The laboratory studies tiny amounts of infectious agents and the diseases they cause in order to develop ways to mitigate their threat. As with all UTMB research involving infectious agents, work inside the BSL4 and BSL3 high containment labs is overseen by the Institutional Biosafety Committee. No experiment with such organisms can take place on campus without careful examination of all protocols to assess all risks.
What are the dangers if a hurricane strikes the area?
The GNL is among the strongest and most heavily reinforced of all structures in the region. It is designed to meet hurricane building codes. Despite its structural integrity, plans are in place to shut down and secure all laboratory operations if a hurricane landfall is predicted near Galveston. This shut-down and decontamination can be done quickly, with all work in the facility ceasing, the lab locked down, and all infectious agents and biological and chemical material placed into safe and secure storage.
What happens with the power fails?
As with all critical areas on the UTMB campus (which also is home to hospital facilities), the Galveston National Laboratory will have primary power plus independent backup power provided by multiple generators that are tested regularly.
What about security?
As is now the case with UTMB’s existing BSL4 lab, strict security measures are planned for the GNL and include several card-entry and keypad checkpoints as well as checkpoints using unique biometric markers.

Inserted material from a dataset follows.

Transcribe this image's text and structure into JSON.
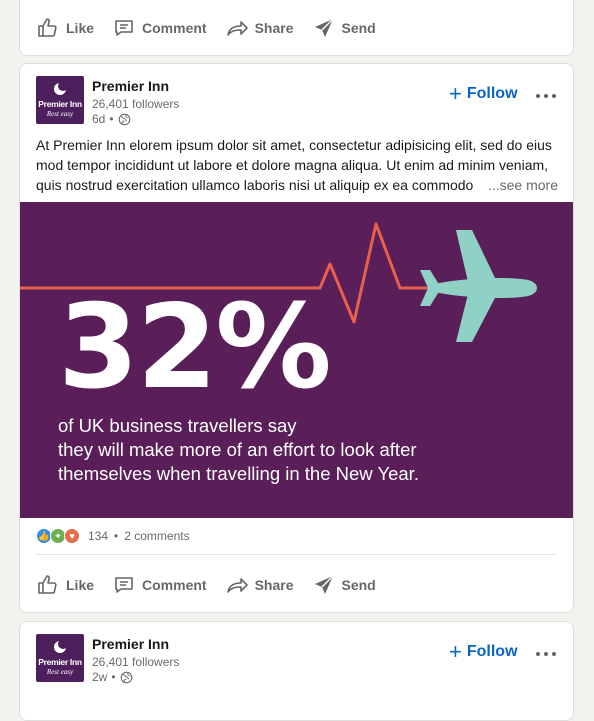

All of this is required before scientists can approach and enter through the heavy metal doors sealing the facility. Under federal laws, security at and around the GNL facility will be regulated, and will include security checks of personnel, traffic checkpoints and a 200-foot vehicle-free safety zone. Campus and community law enforcement officers and other first responders receive special training on security and safety issues involving the laboratory. The state-of-the-art security systems will be reviewed and updated regularly. Rigorous procedures and practices will be consistent with federal guidelines. UTMB also has the benefit of the safety and security expertise of some of the world’s best-known and most knowledgeable BSL4 experts, recruited to the university during the development of the Robert E. Shope, M.D. Laboratory.

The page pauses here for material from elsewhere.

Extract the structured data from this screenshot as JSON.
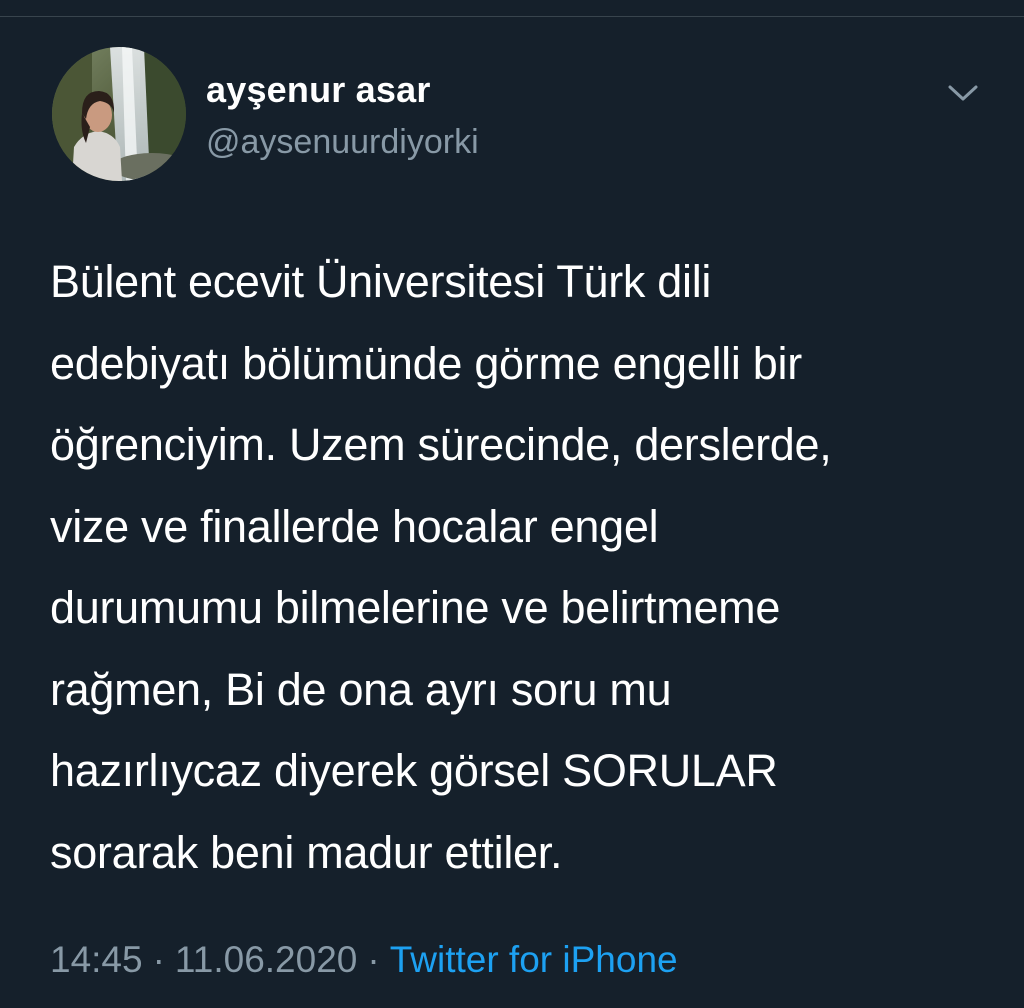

What happens if a researcher gets infected?
In the unlikely event that a researcher becomes infected, he or she will be treated at a UTMB hospital with appropriate safeguards to ensure that neither staff nor visitors are exposed to the infection. UTMB is well-equipped and staff is well-prepared to care for individuals with serious and highly contagious infections.
Have accidents in BSL4 labs ever occurred?
Worldwide, very few accidents have occurred. Accidents such as needle sticks through the protective gloves that researchers wear have occurred, and on some occasions these events have led to tragic outcomes for the infected scientists. The scientists working within the BSL4 labs are those most at risk. None of these episodes to date, however, has resulted in the spread of an infectious disease to anyone outside the facility.